Ten-year-old Archie is mad about comics, so when he receives a scrapbook for his tenth birthday he expects to fill it with his favourite reading material. But it’s 1914 and Britain is about to go to war. Archie’s life is quickly turned upside down as he watches first his uncle and then his dad go off to fight for their country. He uses his new scrapbook to help him make sense of how the world is changing, filling it with news from the Front and colourful detail from London’s East End. Archie eagerly waits for his dad’s letters, and he gives us a moving impression of how attitudes to the war changed over time as some men returned from the trenches and some didn’t.

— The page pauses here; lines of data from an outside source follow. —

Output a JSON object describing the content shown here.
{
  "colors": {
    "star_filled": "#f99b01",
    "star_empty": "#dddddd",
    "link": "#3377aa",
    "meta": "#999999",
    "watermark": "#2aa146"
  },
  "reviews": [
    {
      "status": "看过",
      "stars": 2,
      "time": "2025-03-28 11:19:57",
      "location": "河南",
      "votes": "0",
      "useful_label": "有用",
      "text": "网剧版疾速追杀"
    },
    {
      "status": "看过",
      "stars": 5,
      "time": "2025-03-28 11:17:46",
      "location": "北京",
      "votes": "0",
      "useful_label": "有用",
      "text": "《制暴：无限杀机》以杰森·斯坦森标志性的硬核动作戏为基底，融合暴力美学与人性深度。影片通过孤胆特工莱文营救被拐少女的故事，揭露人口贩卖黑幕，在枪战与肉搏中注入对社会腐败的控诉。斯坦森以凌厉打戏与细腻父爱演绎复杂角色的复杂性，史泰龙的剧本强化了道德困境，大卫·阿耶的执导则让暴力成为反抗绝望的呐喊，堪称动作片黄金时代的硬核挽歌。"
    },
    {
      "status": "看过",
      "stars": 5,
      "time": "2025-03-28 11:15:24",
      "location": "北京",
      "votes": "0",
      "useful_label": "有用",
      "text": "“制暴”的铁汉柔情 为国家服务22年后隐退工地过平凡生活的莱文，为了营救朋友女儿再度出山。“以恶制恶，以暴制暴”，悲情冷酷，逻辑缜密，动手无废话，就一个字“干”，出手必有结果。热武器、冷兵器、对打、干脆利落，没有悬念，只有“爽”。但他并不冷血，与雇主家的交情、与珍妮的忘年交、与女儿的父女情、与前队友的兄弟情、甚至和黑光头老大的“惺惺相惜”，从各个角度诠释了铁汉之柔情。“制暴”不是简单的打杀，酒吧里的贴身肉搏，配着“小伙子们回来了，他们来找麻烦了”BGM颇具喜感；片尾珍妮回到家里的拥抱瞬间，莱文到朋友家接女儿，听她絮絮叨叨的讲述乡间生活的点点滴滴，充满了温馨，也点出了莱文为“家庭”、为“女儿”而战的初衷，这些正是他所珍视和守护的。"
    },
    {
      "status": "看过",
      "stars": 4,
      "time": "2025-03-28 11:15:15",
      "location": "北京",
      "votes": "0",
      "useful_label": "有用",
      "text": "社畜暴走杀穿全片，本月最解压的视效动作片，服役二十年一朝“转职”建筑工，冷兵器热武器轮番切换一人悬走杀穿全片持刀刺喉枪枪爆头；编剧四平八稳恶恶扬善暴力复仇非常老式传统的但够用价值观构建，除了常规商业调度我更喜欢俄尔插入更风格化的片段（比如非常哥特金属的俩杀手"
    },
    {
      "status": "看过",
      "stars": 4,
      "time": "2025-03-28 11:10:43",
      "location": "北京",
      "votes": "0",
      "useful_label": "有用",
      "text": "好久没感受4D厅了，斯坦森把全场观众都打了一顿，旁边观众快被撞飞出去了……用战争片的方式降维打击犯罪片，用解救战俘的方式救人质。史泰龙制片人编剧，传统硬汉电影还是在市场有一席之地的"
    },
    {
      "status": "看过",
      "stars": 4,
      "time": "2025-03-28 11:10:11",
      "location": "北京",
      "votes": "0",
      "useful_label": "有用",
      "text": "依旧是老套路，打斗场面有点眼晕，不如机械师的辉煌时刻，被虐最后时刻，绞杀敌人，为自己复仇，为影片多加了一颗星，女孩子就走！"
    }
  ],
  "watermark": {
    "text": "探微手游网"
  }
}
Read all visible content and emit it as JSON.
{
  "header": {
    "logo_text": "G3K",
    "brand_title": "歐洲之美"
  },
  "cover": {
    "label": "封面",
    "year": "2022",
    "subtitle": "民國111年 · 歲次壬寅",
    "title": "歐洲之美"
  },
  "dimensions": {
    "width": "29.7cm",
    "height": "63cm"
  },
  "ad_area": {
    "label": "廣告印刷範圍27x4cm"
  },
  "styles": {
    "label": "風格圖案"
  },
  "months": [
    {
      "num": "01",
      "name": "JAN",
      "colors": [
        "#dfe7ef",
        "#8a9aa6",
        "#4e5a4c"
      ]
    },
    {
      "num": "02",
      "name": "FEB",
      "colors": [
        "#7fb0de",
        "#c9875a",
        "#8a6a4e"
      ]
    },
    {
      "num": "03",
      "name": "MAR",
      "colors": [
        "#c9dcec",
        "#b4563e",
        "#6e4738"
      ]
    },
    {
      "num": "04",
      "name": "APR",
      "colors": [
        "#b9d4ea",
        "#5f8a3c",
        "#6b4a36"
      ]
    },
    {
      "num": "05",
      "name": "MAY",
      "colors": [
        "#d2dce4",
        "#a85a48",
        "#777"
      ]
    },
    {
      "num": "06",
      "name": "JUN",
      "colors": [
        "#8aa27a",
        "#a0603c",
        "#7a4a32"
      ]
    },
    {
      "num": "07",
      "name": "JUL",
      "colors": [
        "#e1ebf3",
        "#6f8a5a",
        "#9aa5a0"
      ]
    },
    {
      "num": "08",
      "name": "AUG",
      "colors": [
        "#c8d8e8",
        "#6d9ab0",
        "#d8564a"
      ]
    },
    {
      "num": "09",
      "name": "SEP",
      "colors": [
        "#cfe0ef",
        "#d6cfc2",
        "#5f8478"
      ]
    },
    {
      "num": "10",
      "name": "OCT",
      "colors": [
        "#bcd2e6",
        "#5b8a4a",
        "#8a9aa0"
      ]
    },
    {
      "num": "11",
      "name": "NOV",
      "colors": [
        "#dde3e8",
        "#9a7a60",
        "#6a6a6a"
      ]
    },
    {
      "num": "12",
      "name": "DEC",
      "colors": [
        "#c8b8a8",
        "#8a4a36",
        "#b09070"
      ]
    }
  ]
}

This book has a wonderful authentic feel to it as our hero records his experience of WWI through a fascinating jumble of newspaper clippings, photos, letters from the Front and his very own comic strip. Archie’s perspective allows us a great insight into the domestic life of the period, but the author cleverly integrates an accessible and surprisingly comprehensive account of WWI too.
Beautifully illustrated from start to finish and packed with fold-out letters, postcards and flaps that reveal extra information, this book will appeal to any young history lover. The reading level is around the 7–9 mark, but there’s plenty of facts in here that will fascinate older readers too.